The Food and Drug Administration has urged caution when eating melons, after three cases of Listeria were reported from the New Mexico region, as well as one from Colorado where they are grown.

The fatal cases included a 63 year old woman, a 93 year old man and a 61 year old woman all from different regions of New Mexico. A further death in Colorado was not identified, according to the state health departments of Colorado and New Mexico.

"While the investigation into the source of the listeria outbreak is continuing, it is prudent for people who are at high risk for listeria infection to avoid consumption of cantaloupe," said Chris Urbina, chief medical officer for Centers for Disease Control and Prevention (CDC).

Listeria, a bacterium-type illness, is found in soil and raw foods, and can be found in dairy products if cows are infected.

This likely infection could have come from anywhere including the soil in Colorado, trucks contaminated with animal feces in New Mexico. The infection’s origions may also include anywhere on the melon's journey, which includes at least four.

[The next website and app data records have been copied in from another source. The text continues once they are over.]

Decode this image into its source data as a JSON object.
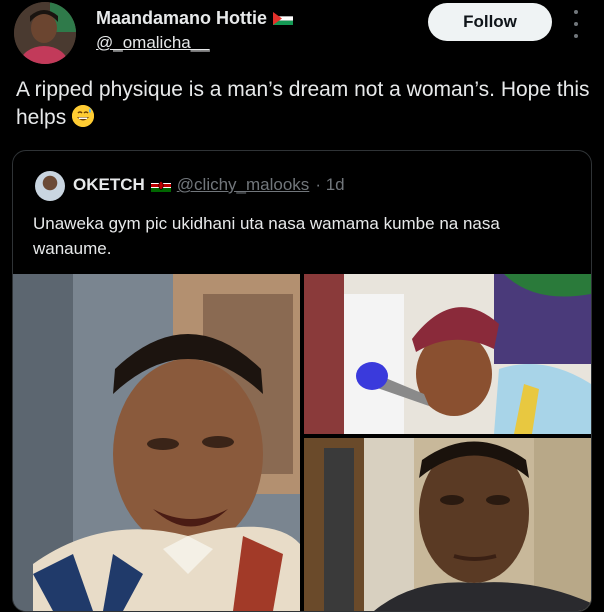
{
  "author": {
    "name": "Maandamano Hottie",
    "handle": "@_omalicha__"
  },
  "follow_label": "Follow",
  "tweet": {
    "text": "A ripped physique is a man’s dream not a woman’s. Hope this helps"
  },
  "quote": {
    "name": "OKETCH",
    "handle": "@clichy_malooks",
    "time": "· 1d",
    "text": "Unaweka gym pic ukidhani uta nasa wamama kumbe na nasa wanaume."
  },
  "icons": {
    "author_flag": "palestine-flag-icon",
    "quote_flag": "kenya-flag-icon",
    "emoji": "grinning-sweat-emoji-icon",
    "more": "more-vertical-icon"
  },
  "colors": {
    "background": "#000000",
    "text": "#e7e9ea",
    "muted": "#71767b",
    "border": "#2f3336",
    "follow_bg": "#eff3f4"
  }
}
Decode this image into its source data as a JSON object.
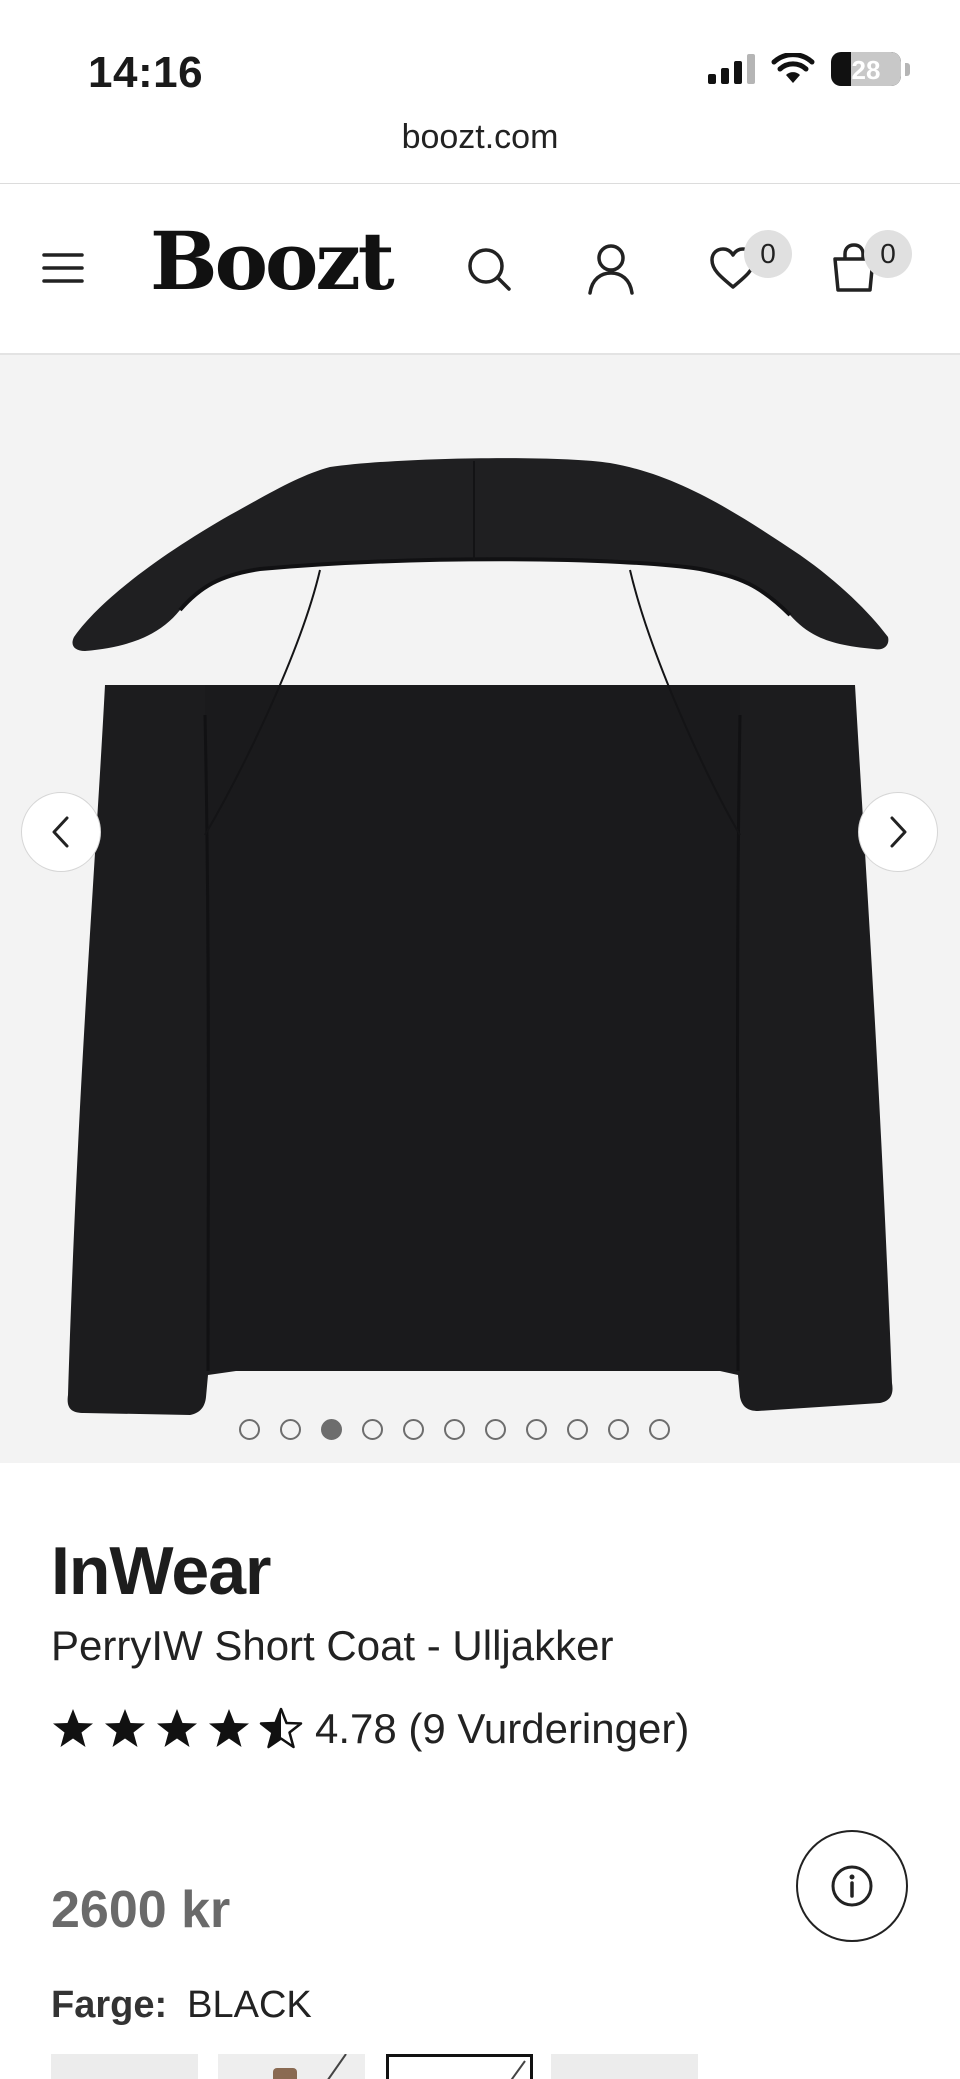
{
  "status_bar": {
    "time": "14:16",
    "battery": "28",
    "battery_level": 0.28
  },
  "browser": {
    "url": "boozt.com"
  },
  "header": {
    "logo": "Boozt",
    "wishlist_count": "0",
    "cart_count": "0",
    "icons": [
      "menu-icon",
      "search-icon",
      "account-icon",
      "heart-icon",
      "bag-icon"
    ]
  },
  "gallery": {
    "image_count": 11,
    "active_index": 2,
    "background": "#f3f3f3"
  },
  "product": {
    "brand": "InWear",
    "name": "PerryIW Short Coat - Ulljakker",
    "rating_value": 4.78,
    "rating_text": "4.78 (9 Vurderinger)",
    "price": "2600 kr",
    "color_label": "Farge:",
    "color_value": "BLACK"
  },
  "colors": {
    "price": "#6a6a6a",
    "text": "#1a1a1a"
  }
}
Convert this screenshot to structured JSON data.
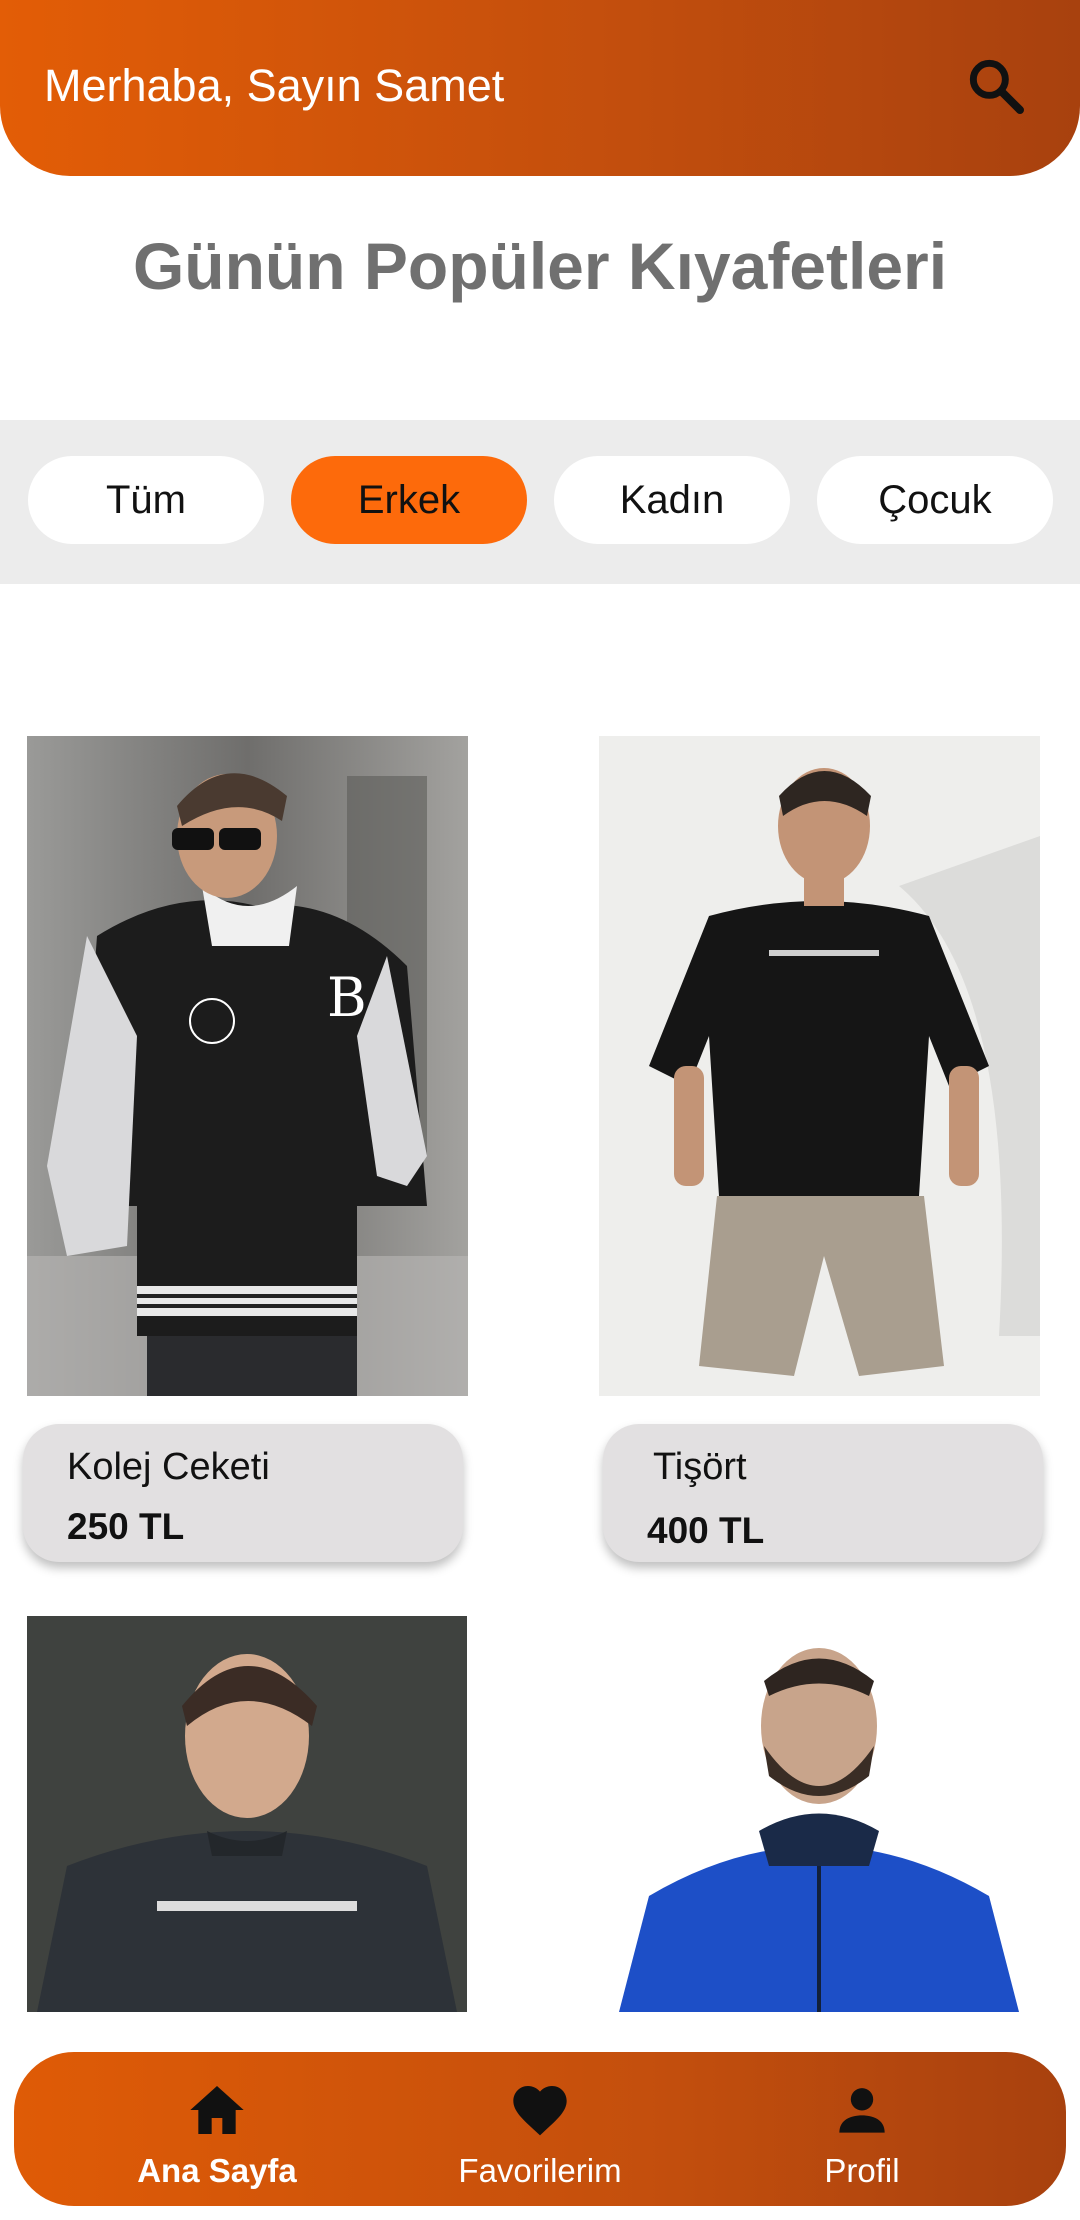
{
  "header": {
    "greeting": "Merhaba, Sayın Samet",
    "search_icon": "search-icon"
  },
  "page_title": "Günün Popüler Kıyafetleri",
  "filters": [
    {
      "label": "Tüm",
      "active": false
    },
    {
      "label": "Erkek",
      "active": true
    },
    {
      "label": "Kadın",
      "active": false
    },
    {
      "label": "Çocuk",
      "active": false
    }
  ],
  "products": [
    {
      "name": "Kolej Ceketi",
      "price": "250 TL"
    },
    {
      "name": "Tişört",
      "price": "400 TL"
    },
    {
      "name": "",
      "price": ""
    },
    {
      "name": "",
      "price": ""
    }
  ],
  "bottom_nav": [
    {
      "label": "Ana Sayfa",
      "icon": "home-icon",
      "active": true
    },
    {
      "label": "Favorilerim",
      "icon": "heart-icon",
      "active": false
    },
    {
      "label": "Profil",
      "icon": "person-icon",
      "active": false
    }
  ],
  "colors": {
    "accent": "#fd6a0b",
    "header_gradient_start": "#e35d06",
    "header_gradient_end": "#a8410e",
    "card_bg": "#e2e0e1",
    "filter_bar_bg": "#ececec",
    "title_gray": "#707070"
  }
}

There have been a total of 11 confirmed cases.

Those at risk of infection are over 60 and include anyone who has a weakened immune system.

Nine of the confirmed cases included people who ate cantaloupe before contracting the disease.